Copy out each line of the data that includes the string "mention".

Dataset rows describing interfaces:
┏━━

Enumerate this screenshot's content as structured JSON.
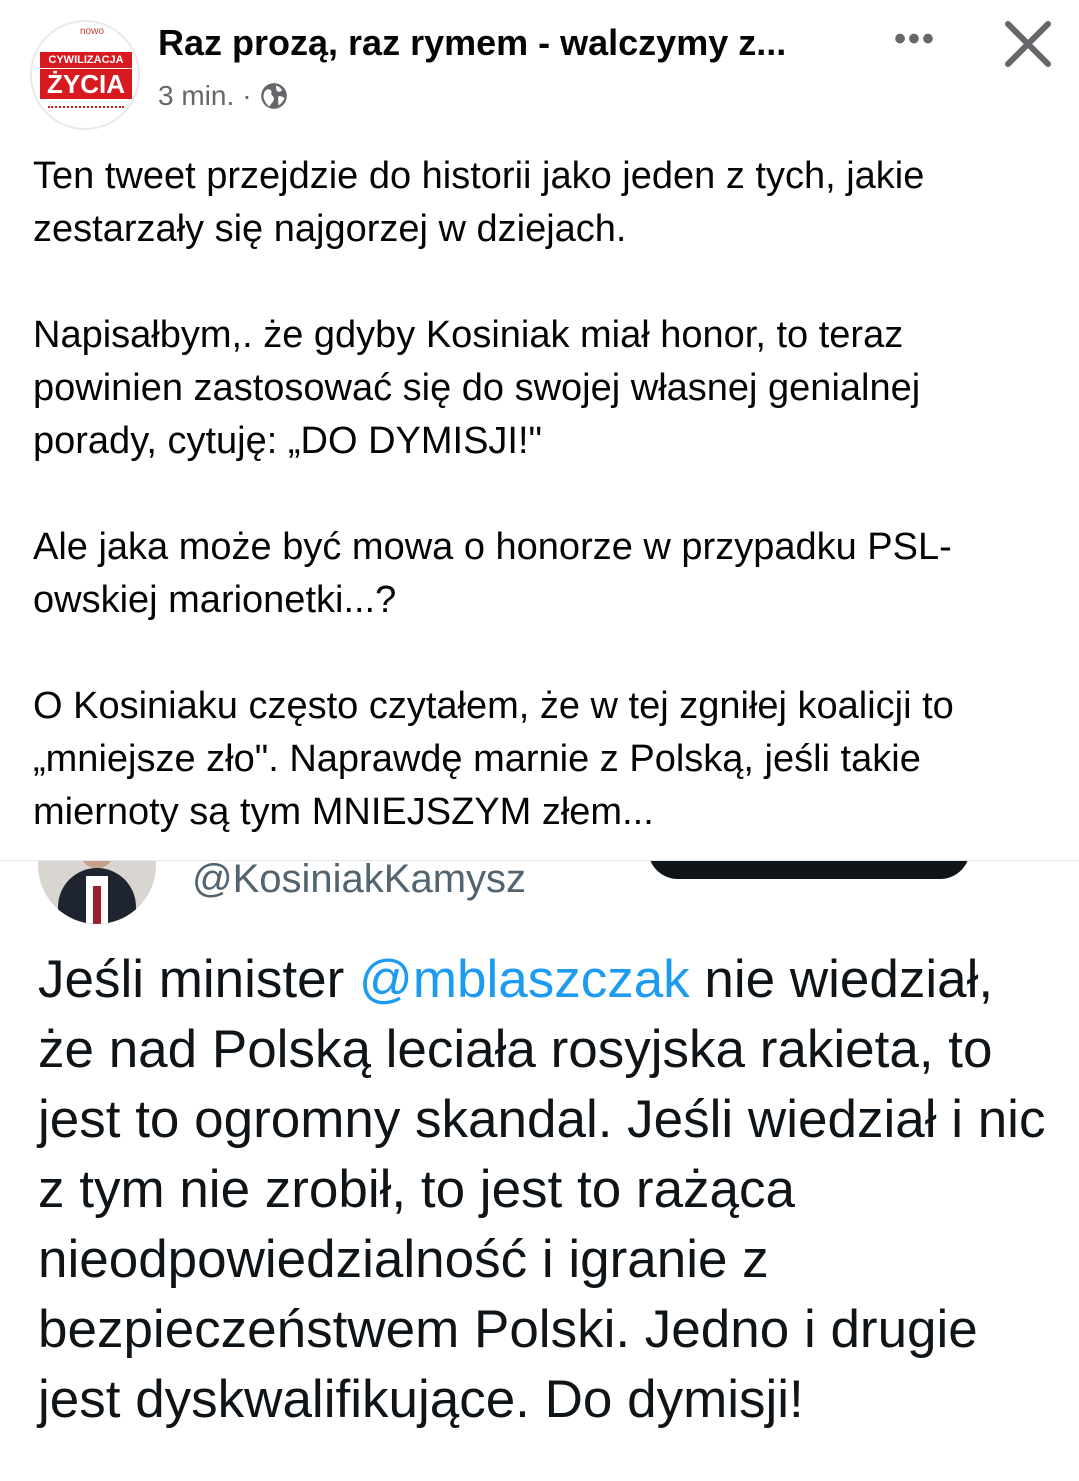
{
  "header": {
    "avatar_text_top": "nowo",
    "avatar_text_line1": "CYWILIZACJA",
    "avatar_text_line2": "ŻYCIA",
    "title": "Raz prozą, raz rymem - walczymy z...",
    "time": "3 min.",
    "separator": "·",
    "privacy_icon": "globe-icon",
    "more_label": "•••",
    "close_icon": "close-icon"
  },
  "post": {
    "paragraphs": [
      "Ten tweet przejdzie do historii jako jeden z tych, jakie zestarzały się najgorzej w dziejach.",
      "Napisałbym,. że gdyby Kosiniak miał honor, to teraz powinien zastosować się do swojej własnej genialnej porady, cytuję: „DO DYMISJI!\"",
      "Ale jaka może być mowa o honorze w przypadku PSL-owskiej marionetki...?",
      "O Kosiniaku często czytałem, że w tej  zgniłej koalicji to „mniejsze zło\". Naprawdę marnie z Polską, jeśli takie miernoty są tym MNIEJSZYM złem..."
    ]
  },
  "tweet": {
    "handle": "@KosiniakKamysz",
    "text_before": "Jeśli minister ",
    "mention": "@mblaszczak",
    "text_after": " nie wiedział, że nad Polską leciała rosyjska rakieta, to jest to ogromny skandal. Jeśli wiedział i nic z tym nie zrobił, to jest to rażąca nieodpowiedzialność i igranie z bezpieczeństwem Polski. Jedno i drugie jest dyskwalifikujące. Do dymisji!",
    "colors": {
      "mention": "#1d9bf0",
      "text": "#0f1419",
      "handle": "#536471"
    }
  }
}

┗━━

### PROBLEM SOLUTION
    "mention": "@mblaszczak",
      "mention": "#1d9bf0",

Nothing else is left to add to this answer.